Ma Rainey’s Black Bottom review: A fitting swan song for Chadwick Boseman

Only a couple a long time back, we got a highly contrasting account of a less talked about screenwriter behind a generally examined film. In the current week’s delivery, Mama Rainey’s Dark Base, the focal subject is likewise a less recognizable figure, aside from this time, one doesn’t need to peruse up much on the Jazz Age. The film likewise denotes the last debut of Chadwick Boseman. This isn’t just a conscious recognition for an incredible Blues legend yet additionally a fitting final appearance for an entertainer who left us too soon.

Chief: George C. Wolfe

Cast: Viola Davis, Chadwick Boseman, Glynn Turman, Colman Domingo

Spilling on: Netflix

Something that works for Mama Rainey’s Dark Base – the title is a reference to a tune by Blues artist Mama Rainey (Viola Davis) – is that not normal for Mank, Mama Rainey is to a lesser extent a biopic and all the more a portrayal of a circumstance – an unstable one at that. Be it in film or music, inventive contrasts between the energetic and the less enthusiastic have frequently prompted unsavory showdowns and outrages.

In Mama Rainey, the conflict isn’t just between the obstinate “Mother of Blues” and the white chiefs for whom she needs to record melodies with much hesitance, yet in addition with a trumpeter Levee (Chadwick Boseman), who has his own issues coming from a devastatingly awful youth experience. Levee is a breaker prepared to blow at the smallest incitement. He is additionally eager – he needs to begin his own band and compose his own tunes. He has his own thoughts on the most proficient method to play Mama Rainey’s tune, which doesn’t agree with her or her musicians, who would prefer to play the music the manner in which she loves it.

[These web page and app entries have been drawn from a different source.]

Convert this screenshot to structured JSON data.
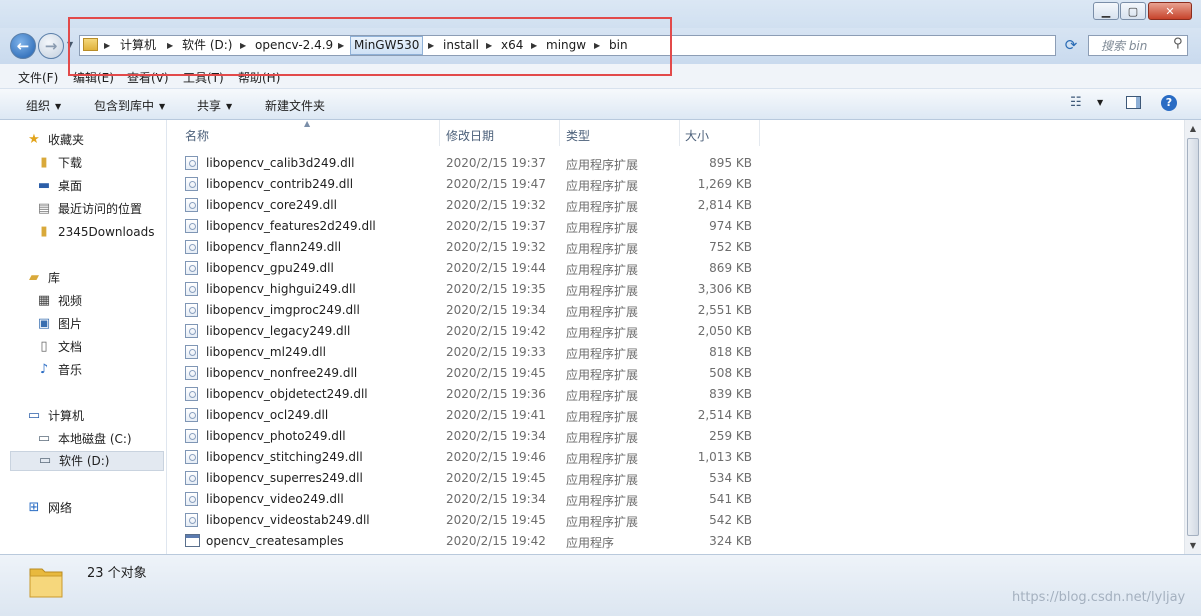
{
  "address": {
    "crumbs": [
      "计算机",
      "软件 (D:)",
      "opencv-2.4.9",
      "MinGW530",
      "install",
      "x64",
      "mingw",
      "bin"
    ]
  },
  "search": {
    "placeholder": "搜索 bin"
  },
  "menubar": [
    "文件(F)",
    "编辑(E)",
    "查看(V)",
    "工具(T)",
    "帮助(H)"
  ],
  "toolbar": {
    "organize": "组织",
    "include": "包含到库中",
    "share": "共享",
    "new_folder": "新建文件夹"
  },
  "nav": {
    "favorites": {
      "label": "收藏夹",
      "items": [
        "下载",
        "桌面",
        "最近访问的位置",
        "2345Downloads"
      ]
    },
    "libraries": {
      "label": "库",
      "items": [
        "视频",
        "图片",
        "文档",
        "音乐"
      ]
    },
    "computer": {
      "label": "计算机",
      "items": [
        "本地磁盘 (C:)",
        "软件 (D:)"
      ]
    },
    "network": {
      "label": "网络"
    }
  },
  "columns": {
    "name": "名称",
    "date": "修改日期",
    "type": "类型",
    "size": "大小"
  },
  "files": [
    {
      "name": "libopencv_calib3d249.dll",
      "date": "2020/2/15 19:37",
      "type": "应用程序扩展",
      "size": "895 KB",
      "icon": "dll-icon"
    },
    {
      "name": "libopencv_contrib249.dll",
      "date": "2020/2/15 19:47",
      "type": "应用程序扩展",
      "size": "1,269 KB",
      "icon": "dll-icon"
    },
    {
      "name": "libopencv_core249.dll",
      "date": "2020/2/15 19:32",
      "type": "应用程序扩展",
      "size": "2,814 KB",
      "icon": "dll-icon"
    },
    {
      "name": "libopencv_features2d249.dll",
      "date": "2020/2/15 19:37",
      "type": "应用程序扩展",
      "size": "974 KB",
      "icon": "dll-icon"
    },
    {
      "name": "libopencv_flann249.dll",
      "date": "2020/2/15 19:32",
      "type": "应用程序扩展",
      "size": "752 KB",
      "icon": "dll-icon"
    },
    {
      "name": "libopencv_gpu249.dll",
      "date": "2020/2/15 19:44",
      "type": "应用程序扩展",
      "size": "869 KB",
      "icon": "dll-icon"
    },
    {
      "name": "libopencv_highgui249.dll",
      "date": "2020/2/15 19:35",
      "type": "应用程序扩展",
      "size": "3,306 KB",
      "icon": "dll-icon"
    },
    {
      "name": "libopencv_imgproc249.dll",
      "date": "2020/2/15 19:34",
      "type": "应用程序扩展",
      "size": "2,551 KB",
      "icon": "dll-icon"
    },
    {
      "name": "libopencv_legacy249.dll",
      "date": "2020/2/15 19:42",
      "type": "应用程序扩展",
      "size": "2,050 KB",
      "icon": "dll-icon"
    },
    {
      "name": "libopencv_ml249.dll",
      "date": "2020/2/15 19:33",
      "type": "应用程序扩展",
      "size": "818 KB",
      "icon": "dll-icon"
    },
    {
      "name": "libopencv_nonfree249.dll",
      "date": "2020/2/15 19:45",
      "type": "应用程序扩展",
      "size": "508 KB",
      "icon": "dll-icon"
    },
    {
      "name": "libopencv_objdetect249.dll",
      "date": "2020/2/15 19:36",
      "type": "应用程序扩展",
      "size": "839 KB",
      "icon": "dll-icon"
    },
    {
      "name": "libopencv_ocl249.dll",
      "date": "2020/2/15 19:41",
      "type": "应用程序扩展",
      "size": "2,514 KB",
      "icon": "dll-icon"
    },
    {
      "name": "libopencv_photo249.dll",
      "date": "2020/2/15 19:34",
      "type": "应用程序扩展",
      "size": "259 KB",
      "icon": "dll-icon"
    },
    {
      "name": "libopencv_stitching249.dll",
      "date": "2020/2/15 19:46",
      "type": "应用程序扩展",
      "size": "1,013 KB",
      "icon": "dll-icon"
    },
    {
      "name": "libopencv_superres249.dll",
      "date": "2020/2/15 19:45",
      "type": "应用程序扩展",
      "size": "534 KB",
      "icon": "dll-icon"
    },
    {
      "name": "libopencv_video249.dll",
      "date": "2020/2/15 19:34",
      "type": "应用程序扩展",
      "size": "541 KB",
      "icon": "dll-icon"
    },
    {
      "name": "libopencv_videostab249.dll",
      "date": "2020/2/15 19:45",
      "type": "应用程序扩展",
      "size": "542 KB",
      "icon": "dll-icon"
    },
    {
      "name": "opencv_createsamples",
      "date": "2020/2/15 19:42",
      "type": "应用程序",
      "size": "324 KB",
      "icon": "exe-icon"
    }
  ],
  "status": {
    "count": "23 个对象"
  },
  "watermark": "https://blog.csdn.net/lyljay",
  "colors": {
    "highlight_box": "#e24a4a",
    "window_frame": "#dfe9f5"
  }
}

Yet, Mama Rainey, the film, is likewise about the dark battle and the abuse of dark craftsmen by white men. What’s more, it’s about the festival of music and its helpful impacts. It’s additionally a strange dramatization in a specific way. Furthermore, it needs to cheer and support those brought into the world with actual deformities. Mama Rainey has a nephew who has a similar issue as Colin Firth’s character in The Ruler’s Discourse. These characters convey a great deal of stuff. They’ve had enough of individuals abusing them, and they don’t plan to move to the tunes of the white man. They carry on with life on their footing, regardless of whether it implies making minor trade offs to a great extent. In one scene, Mama Rainey strolls in like a sovereign and wouldn’t begin a tune except if she has a jug of Coca Cola.

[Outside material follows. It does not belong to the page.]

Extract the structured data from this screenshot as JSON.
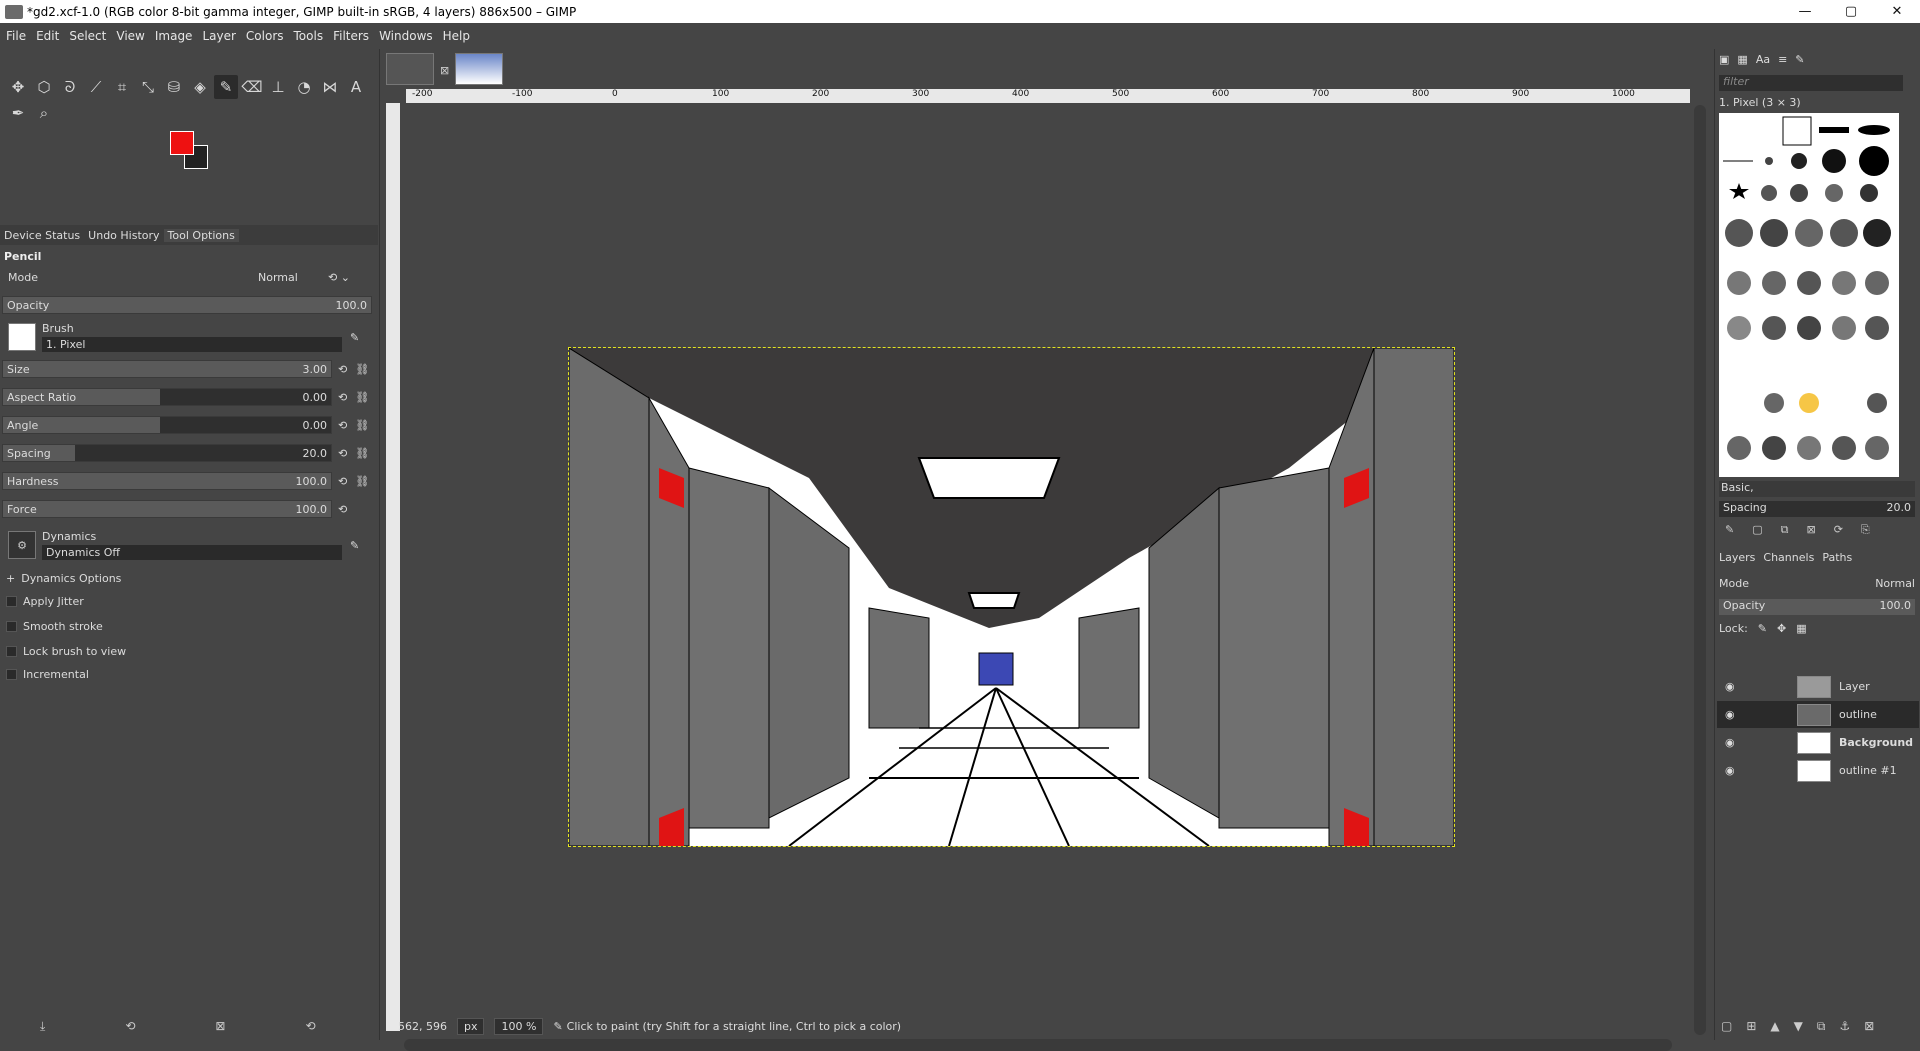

The whole film is a lot of a chamber show. The entertainers sound like they are in a play in light of the fact that the film is a transformation – composed by Ruben Santiago Hudson – of a notable play wrote by the late dramatist and screenwriter, August Wilson. The material bears a solid similarity to the 2016 film Fences, another film dependent on both Wilson’s play and screenplay. The two movies likewise share Denzel Washington as a maker.

Likewise with most movies adjusted from plays, Mama Rainey is set generally inside and driven vigorously by exchanges. The characters infrequently venture out of the studio they practice in. Yet, that doesn’t mean we never experience the outsides. The creation configuration is first class, as is the photography, inspiring subtleties of the period perfectly. There is equivalent consideration given to the outsides and insides. In any case, the entertainers take the spotlight.

By and by, I’m in stunningness of Davis, who consistently takes extraordinary consideration to guarantee that she doesn’t rehash herself in each film. Concerning Boseman, he left us with an energizing last execution. Of that, there is no uncertainty. There are two amazing speeches containing lines that appear to be more important now than they would’ve done had he been alive. They raise blended feelings. From one perspective, I’m miserable on the grounds that we won’t see him accomplish much greater things, at the same time, it is consoling to realize that he made a dramatic exit. “I simply need to complete the last piece of the tune,” he says in a single scene. He did, and it is an incredible melody.